'Never thought this day would come' - Former Hull postmistress on having conviction overturned

A former postmistress from Hull has said that she "never thought this day would come" after having her conviction for false accounting overturned.

Janet Skinner was wrongly jailed for nine months in 2007 after the faulty Horizon IT system made it appear that accounts were haemorrhaging thousands of pounds.

Janet was one of 39 postmasters who had their convictions overturned in the High Court today.

She said that as soon as she heard her name read out in court today she just started crying tears of "joy and relief".

Money started going missing from Janet's former Post Office in Bransholme in Hull in 2006.

By the time she was prosecuted the following year - there was a £59,000 black hole in her accounts. 

"It's just that initial shock of being sent to jail for something you know you haven't done," she said.

She was so heartbroken at the false conviction - she refused to allow her two children to visit her in prison.

She added: "I didn't want them with that memory of me being in jail. It was hard, so it was bad enough me going to jail without making them have that memory, you know I didn't want them to have that lasting memory of seeing me in there so I refused to see them."

Last year, the Post Office confirmed it would not oppose most of the appeals and apologised for "historical failings". 

Announcing the court’s ruling, Lord Justice Holroyde said the Post Office "knew there were serious issues about the reliability of Horizon" and had a "clear duty to investigate" the system’s defects.

But the Post Office “consistently asserted that Horizon was robust and reliable”, and “effectively steamrolled over any sub-postmaster who sought to challenge its accuracy”, the judge added.

The Post Office has previously said it will not seek retrials of any of the appellants if their convictions are overturned.
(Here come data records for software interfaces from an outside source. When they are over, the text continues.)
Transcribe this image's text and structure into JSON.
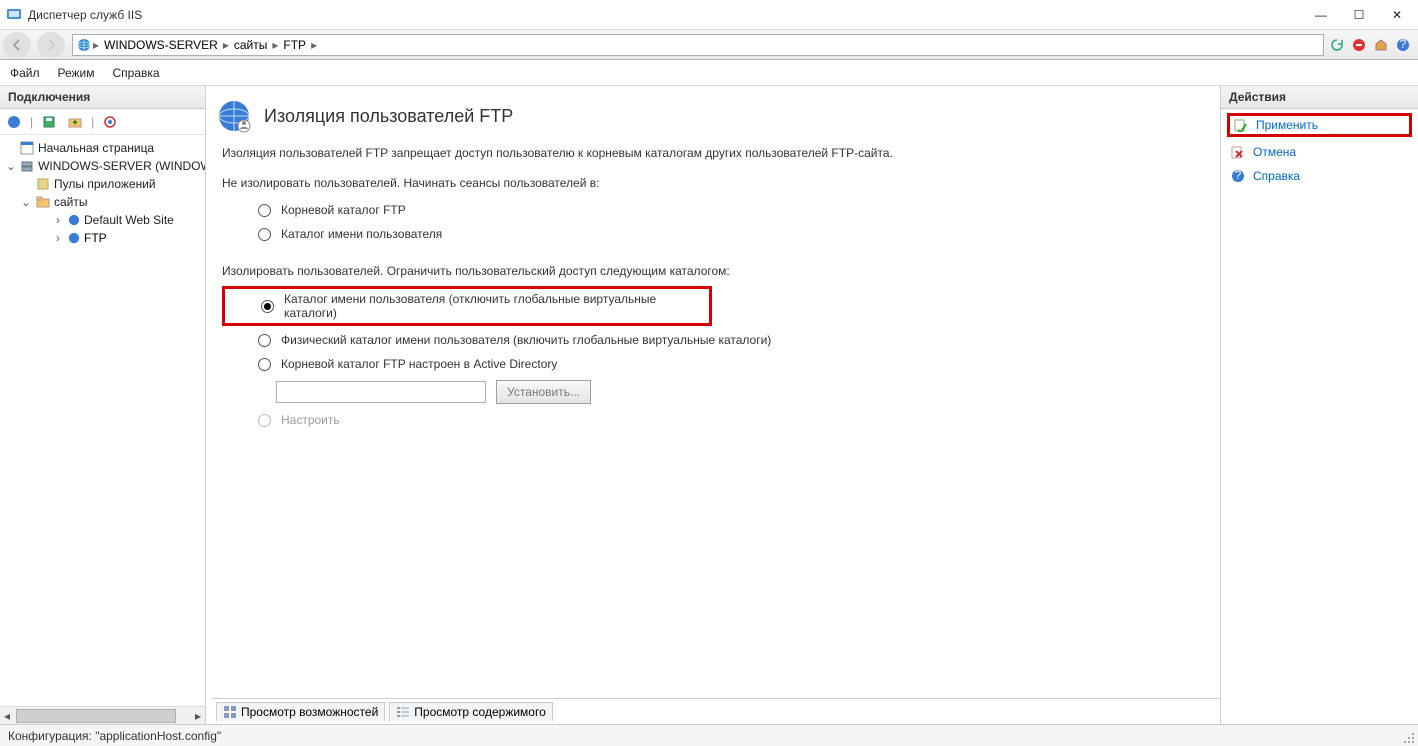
{
  "window": {
    "title": "Диспетчер служб IIS"
  },
  "breadcrumb": {
    "items": [
      "WINDOWS-SERVER",
      "сайты",
      "FTP"
    ]
  },
  "menu": {
    "file": "Файл",
    "mode": "Режим",
    "help": "Справка"
  },
  "left": {
    "header": "Подключения",
    "tree": {
      "start": "Начальная страница",
      "server": "WINDOWS-SERVER (WINDOWS",
      "pools": "Пулы приложений",
      "sites": "сайты",
      "default": "Default Web Site",
      "ftp": "FTP"
    }
  },
  "page": {
    "title": "Изоляция пользователей FTP",
    "description": "Изоляция пользователей FTP запрещает доступ пользователю к корневым каталогам других пользователей FTP-сайта.",
    "group1_label": "Не изолировать пользователей. Начинать сеансы пользователей в:",
    "opt_root": "Корневой каталог FTP",
    "opt_username": "Каталог имени пользователя",
    "group2_label": "Изолировать пользователей. Ограничить пользовательский доступ следующим каталогом:",
    "opt_isolate_user": "Каталог имени пользователя (отключить глобальные виртуальные каталоги)",
    "opt_physical": "Физический каталог имени пользователя (включить глобальные виртуальные каталоги)",
    "opt_ad": "Корневой каталог FTP настроен в Active Directory",
    "btn_set": "Установить...",
    "opt_custom": "Настроить"
  },
  "tabs": {
    "features": "Просмотр возможностей",
    "content": "Просмотр содержимого"
  },
  "actions": {
    "header": "Действия",
    "apply": "Применить",
    "cancel": "Отмена",
    "help": "Справка"
  },
  "status": {
    "text": "Конфигурация: \"applicationHost.config\""
  }
}
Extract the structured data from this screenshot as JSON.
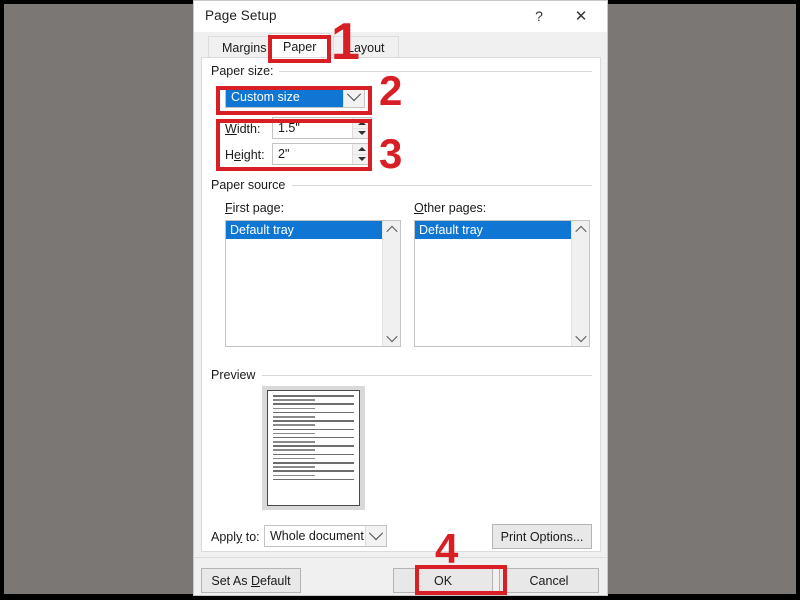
{
  "window": {
    "title": "Page Setup",
    "help_icon": "?",
    "close_icon": "✕"
  },
  "tabs": [
    {
      "label": "Margins",
      "active": false
    },
    {
      "label": "Paper",
      "active": true
    },
    {
      "label": "Layout",
      "active": false
    }
  ],
  "paper_size": {
    "group_label": "Paper size:",
    "size_value": "Custom size",
    "width_label": "Width:",
    "width_value": "1.5\"",
    "height_label": "Height:",
    "height_value": "2\""
  },
  "paper_source": {
    "group_label": "Paper source",
    "first_page_label": "First page:",
    "first_page_items": [
      "Default tray"
    ],
    "other_pages_label": "Other pages:",
    "other_pages_items": [
      "Default tray"
    ]
  },
  "preview": {
    "group_label": "Preview"
  },
  "apply": {
    "label": "Apply to:",
    "value": "Whole document",
    "print_options_label": "Print Options..."
  },
  "footer": {
    "set_as_default": "Set As Default",
    "ok": "OK",
    "cancel": "Cancel"
  },
  "annotations": {
    "accent_color": "#d91f26",
    "step1": "1",
    "step2": "2",
    "step3": "3",
    "step4": "4"
  },
  "colors": {
    "desktop_background": "#7b7775",
    "dialog_background": "#f0f0f0",
    "panel_background": "#ffffff",
    "selection_blue": "#0f76d4",
    "annotation_red": "#d91f26"
  }
}
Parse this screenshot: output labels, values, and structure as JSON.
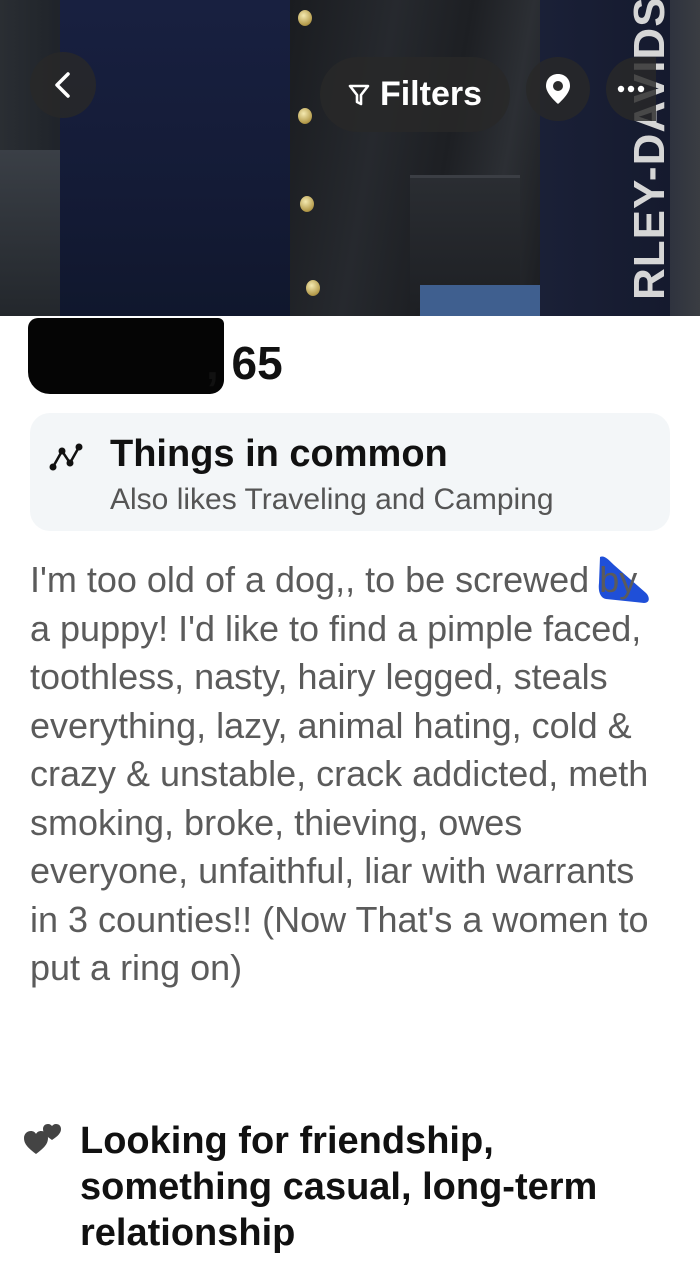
{
  "header": {
    "filters_label": "Filters",
    "photo_sleeve_text": "RLEY-DAVIDSON"
  },
  "profile": {
    "age_text": ", 65"
  },
  "common": {
    "title": "Things in common",
    "subtitle": "Also likes Traveling and Camping"
  },
  "bio": "I'm too old of a dog,, to be screwed by a puppy! I'd like to find a pimple faced, toothless, nasty, hairy legged, steals everything, lazy, animal hating, cold & crazy & unstable, crack addicted, meth smoking, broke, thieving, owes everyone, unfaithful, liar with warrants in 3 counties!! (Now That's a women to put a ring on)",
  "looking_for": "Looking for friendship, something casual, long-term relationship",
  "colors": {
    "accent_blue": "#1f4fd8",
    "button_bg": "#2b2b2b",
    "card_bg": "#f3f6f8"
  }
}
In a statement after the ruling, Post Office chairman Tim Parker said: “The Post Office is extremely sorry for the impact on the lives of these postmasters and their families that was caused by historical failures.

“Post Office stopped prosecutions soon after its separation from Royal Mail a decade ago and has throughout this appeals process supported the overturning of the vast majority of convictions."The Communication Workers Union has called for a criminal investigation into Senior Post Office figures over the scandal.

CWU National Officer for Postmasters Andy Furey said: "At long last, 39 innocent people have been exonerated for crimes they did not commit.

"This has been one of the biggest miscarriages of justice in British history."